January 2021 Tips by Fran – New Year Reflections on Zoom Mediations After 2020
Mediator and InstantMediations.com Advisor Fran Brochstein, whose mediation experience spans decades, provides mediation tips to mediators and parties engaged in dispute resolution. She is based in Marble Falls, Texas and can mediate online with parties from anywhere. Contact her through her site Familylaw4u.com at Fran@Familylaw4u.com. If you have any suggestions for future columns, please feel free to contact Fran.
What it used to be like before the pandemic and how I got on the right track.
What a difference a year makes. A year ago I had never used Zoom. Then Mac-Arthur Pierre-Louis called me about InstantMediations and Zoom. I had never really considered Zoom until his call. He showed true patience in training me to use Zoom to mediate. And truthfully it was scary at first.
I had to give up some of my good practices I had developed when mediating in person. For example, while in person, I would allow third parties to stay in the room if I felt they were the decision maker or could help me negotiate. I know there are many mediators who do not share my view on third parties, but I’ve found third parties can make or break a mediation. Also, when mediating in person there were times in a case when the attorneys would meet in the kitchen or hallway and begin to hammer out a settlement, or I would bump into an attorney in the hallway and we would chat informally about the issues. Finally, mediating in person allowed parties to come to my office and stand on neutral territory. And meeting in my office allowed everyone to be fed with snacks, which encouraged them to relax. All these things cannot be done so easily via Zoom mediations, or else I’ve had to think up “virtual” solutions to compensate. For the most part though, it has worked out. Zoom mediations are not absolutely good or absolutely bad when compared to in-person mediations; they are just different.
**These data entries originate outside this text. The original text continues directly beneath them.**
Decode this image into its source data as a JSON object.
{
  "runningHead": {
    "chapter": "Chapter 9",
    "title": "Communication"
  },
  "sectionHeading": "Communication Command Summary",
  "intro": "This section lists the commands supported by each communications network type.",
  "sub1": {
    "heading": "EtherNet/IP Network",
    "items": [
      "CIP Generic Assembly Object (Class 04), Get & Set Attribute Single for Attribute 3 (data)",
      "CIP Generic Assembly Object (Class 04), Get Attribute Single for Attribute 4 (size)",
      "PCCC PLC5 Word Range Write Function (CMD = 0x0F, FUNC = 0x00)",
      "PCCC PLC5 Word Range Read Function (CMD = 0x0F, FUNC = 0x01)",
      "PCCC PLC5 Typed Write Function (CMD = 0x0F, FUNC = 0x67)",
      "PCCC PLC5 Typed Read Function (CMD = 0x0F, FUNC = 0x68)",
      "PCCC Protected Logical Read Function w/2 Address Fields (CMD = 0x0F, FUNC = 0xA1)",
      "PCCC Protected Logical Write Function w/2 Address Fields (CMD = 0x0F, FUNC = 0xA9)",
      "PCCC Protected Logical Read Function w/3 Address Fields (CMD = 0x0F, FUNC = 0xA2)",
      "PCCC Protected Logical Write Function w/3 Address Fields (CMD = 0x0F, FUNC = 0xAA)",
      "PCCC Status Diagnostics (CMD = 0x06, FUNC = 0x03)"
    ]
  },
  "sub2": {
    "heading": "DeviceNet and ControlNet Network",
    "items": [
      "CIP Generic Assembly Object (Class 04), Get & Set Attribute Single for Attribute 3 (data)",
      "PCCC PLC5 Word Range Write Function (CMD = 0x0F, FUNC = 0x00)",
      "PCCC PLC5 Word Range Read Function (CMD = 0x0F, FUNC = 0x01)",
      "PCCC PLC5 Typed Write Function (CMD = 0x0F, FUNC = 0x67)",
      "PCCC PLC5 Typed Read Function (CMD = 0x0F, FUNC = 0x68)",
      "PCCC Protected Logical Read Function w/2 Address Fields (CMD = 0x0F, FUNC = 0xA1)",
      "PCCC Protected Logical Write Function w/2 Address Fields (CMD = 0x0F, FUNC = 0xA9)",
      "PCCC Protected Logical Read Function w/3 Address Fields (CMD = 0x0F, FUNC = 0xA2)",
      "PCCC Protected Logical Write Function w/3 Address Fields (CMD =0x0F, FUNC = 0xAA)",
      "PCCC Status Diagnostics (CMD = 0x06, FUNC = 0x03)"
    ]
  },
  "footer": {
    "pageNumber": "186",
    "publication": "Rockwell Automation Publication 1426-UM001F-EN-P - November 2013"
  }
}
The beginnings were not easy.
It was all so scary at the beginning! Yet I convinced some girlfriends of mine to practice online mediation with me. Those initial Zoom practice meetings were frustratingly funny in hindsight.
I went through the “technical glitches” with Zoom as I learned the platform. Overall Zoom works pretty good. And I’ve learned lots of tricks to make the Zoom mediation run more effectively. For example, I find myself mouthing, “unmute,” or lifting my hand to my ear to get someone to unmute themselves. Who would have ever imagined that such motions would be part of 21st century mediation practice. I’m still struggling a bit with quickly getting mediated settlement agreement signed, but I have made progress in this area too. Lastly, I recall the internet connection issues I experienced when trying to get online. I eventually hard-wired my computer to my internet modem, and I even upgraded my internet speed.
How it is now and the benefits of Zoom.
Now I use Zoom regularly. I believe that Zoom will continue to be used even after the current health crisis is over. I know that some family law attorneys really like Zoom because they don’t have to travel up to an hour to and from the mediator’s office. I have also heard that attorneys hope uncontested hearings or finalizing uncontested cases can continue via Zoom. In Houston, when I had to appear in court as an attorney, I often spent 2 hours or more driving to the courthouse, parking, going through metal detectors, waiting on an elevator, and then waiting to approach the bench for a simple 3-minute hearing. Now all of that can be done from the office or home.
I like Zoom because it has reduced my overhead. I have no office rent and do not have to provide snacks and drinks to participants. I can wear a nice top, but do not need to spend a small fortune to beautify the rest of me.
Another advantage of Zoom mediations is that if the parties request it I can break up my usual 4 hour mediation sessions into shorter sessions. I try to avoid mediating over 6 hours because of mediation fatigue. I don’t want people to just be so worn out that they will agree to settle just to escape from the mediation. Note: I have done several mediations in person that went up to 12 hours, but everyone wanted to continue. I’ve discovered most cases longer than 8 hours usually settle.
On the negative side, I do find that Zoom mediations can be somewhat tiring on my part and I don’t always feel like the participants are fully engaged. I have trouble reading their subtle body language. And oftentimes, attorneys sometimes are still in litigation mode and not settlement mode. And occasionally there is the problem of third parties lurking off screen listening in to the conversation.
What the future may bring.
I have heard from several family law attorneys in Texas that their divorce business is booming. I guess that when people had to stay home with their family members and were not able to continue with normal routines, that it increased the stress in their relationships. I have heard on the news that domestic violence has been higher since everyone has had to stay home.
I do hope lots of it can be solved using online mediation.
I know that we are all looking forward to going back to “normal.” I’m not sure how that will actually look in 2021, but I feel confident that Zoom is here to stay.
Happy New Year and may all these video-conferencing tools like Zoom continue to help us for good to do good.